Despite last week’s ebb and flow (i.e., Bernanke, Beppe, Berlusconi, the sequester, retail earnings) the S&P 500 succeeded in squeezing out a smallish weekly gain dominated by the snapping up of homebuilders and retailers, along with the typical “safety” groups as utilities and healthcare. The S&P 500 is now up nearly 6.5% for the year while the VIX has shed more than 14% in the process.
Reflecting on last week, it appears that familiar fog -- or market environment -- rolled in on Wednesday where the market reverted to the same old tired theme of thinning liquidity, markets chock full of gaps, chasing, and general headline reaction.
But the market continues to be exceptionally gracious in offering clues of this severe lack of investor passion, as most investors both big and small continue to feel profoundly reluctant, forcing a “buy-in” mentality. This level of market apathy tends to produce a binary atmosphere. There still appears to be more room remaining to this “wall of a worry” yet starkly contrasted with a complete “washout” at the first sign of trouble. It lends the assurance comparable to standing upon a late-March ice floe!
Different soil produces different plants. Our best thinking remains addicted to this five-year pattern of calamity/euphoria/calamity. This repetition was once again both justified and reinforced last week given the drama of the Italian elections, the Fed sounding “less dovish” (not necessarily more “hawkish”), the budget slicing sequester, and China’s PMI falling short of expectations.
There's no doubt this pattern has produced an army of passive soldiers. However, the market, one of the most vibrant crowdsourcing measures available, continues to produce a different plant. We sow seeds of fuss and fret while the market's harvest is visibly different. We react to the dry parched landscape around us while the market embraces a deep and developing root system far beneath our ecology.
The market's conduct has been and most likely will continue to be predicated upon a cyclical expansion. In other words, it’s all about global growth and the market's momentum should continue to be directly entwined with the velocity of the global economy.
It’s not so much whether a singular growth estimate is sub-par, whether US real GDP obscures prior peaks, or even the various and sundry issues surrounding the severe output gap in our own US economy. Rather, it’s regarding the momentum of the market momentum that has and most likely will continue to dictate the market action. Last week’s global data were mixed and admittedly complicated to consume, however we seem to be moving down the right path and, until that presumption of stair-stepping growth breaks down, the narrative will remain the same.
The week beginning March 4th brings yet another tidal wave of information to process and digest.
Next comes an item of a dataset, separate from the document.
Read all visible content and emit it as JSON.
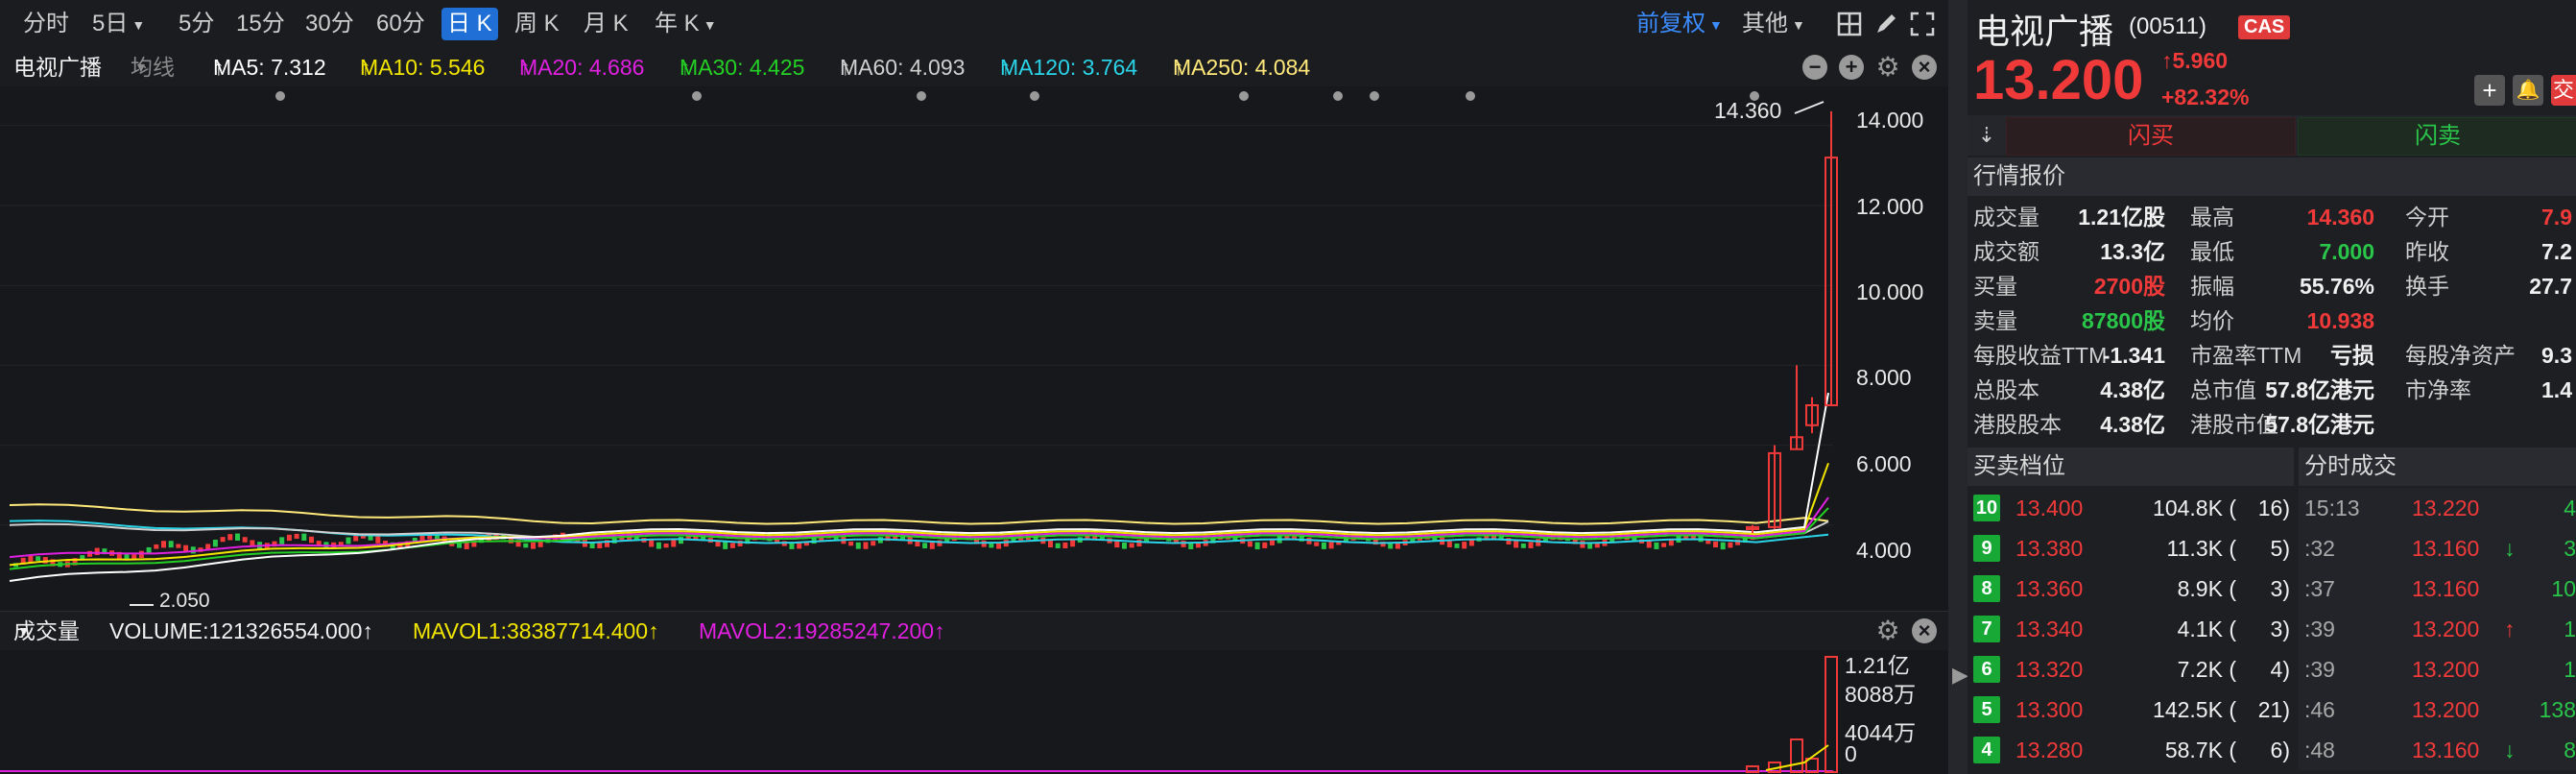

The headline splash events include: eurozone finance ministers meeting (3/4-3/5), ECB rate decision (3/7) and a slew of China economic data (3/8-3/9). Add into that eddy the swirls of: America’s ISM numbers (3/4-3/5), factory orders (3/6), initial jobless claims (3/7) and the employment report (3/8).
Will the market continue to appreciate and embrace the current or will it be dominated by a single rip-tide? This simple distinction of market perception could make a deep difference to you and your portfolio investment decisions.